Traditionally, quadrotors take off and land from uninclined flat ground; a quadrotor is an underactuated system, so hovering is only possible at an uninclined attitude. However, it may be desirable for a quadrotor to have the capability to land on an inclined surface autonomously. For example, landing a quadrotor on the deck of a ship in rough waters could be a challenging task since the landing surface's inclination oscillates with time. To carefully land a quadrotor on a flat inclined surface, knowledge of the surface's orientation with respect to the quadrotor is required. To this end, a new system is proposed which utilizes a single onboard camera along with inexpensive laser modules to estimate the distance to the ground plane along with the normal vector defining the ground plane. The camera and laser modules are fixed to the quadrotor frame, and the camera detects the projections of the laser modules on the ground surface using brightness detection, which is not very computationally expensive. With the coordinates of the laser dot centroids, geometrical considerations yield the altitude of the quadrotor and the ground plane orientation. This information can then be used to design a safe landing trajectory to align the quadrotor's attitude to the landing surface at touch down.

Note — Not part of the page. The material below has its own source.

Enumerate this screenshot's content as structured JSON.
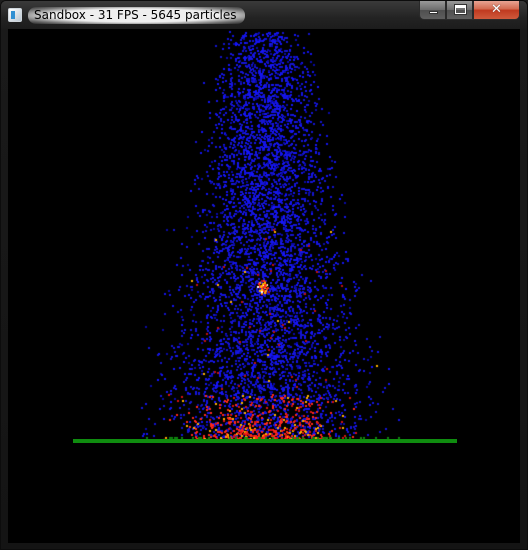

Figure: Image processing and estimation scheme

Custom quadrotor fitted with laser-and-camera system
View of underside of quadrotor exposing laser modules and camera
Close-up view of camera fixed to underside of quadrotor
Custom-built landing platform with adjustable inclination
Figure: Hardware used in quadrotor vision experiments

The proposed system is developed for a custom-built quadrotor. The quadrotor is assembled from a commercially-available frame made of carbon fiber and fitted with 3D printed plastic parts to accommodate the unique features. A Gumstix Overo Computer-on-Module (COM) runs embedded Linux and handles control, communication, and image processing. Four brushless DC motors serve as actuators and are controlled by commercial electronic speed controllers (ESC's); motor commands are sent via I2C. Controller and image processing code is written in C with the OpenCV library along with libdc1394. A CMOS camera is mounted to the underside of the quadrotor along with eight laser modules. Data from an onboard inertial measurement unit (IMU) is fused with data from Vicon Motion Capture cameras to precisely obtain the quadrotor's position, velocity, attitude, and angular velocity during flight.
Figure: [Left] 3D quadrotor and laser geometry model; [Right] Quadrotor hovering over landing surface with lasers activated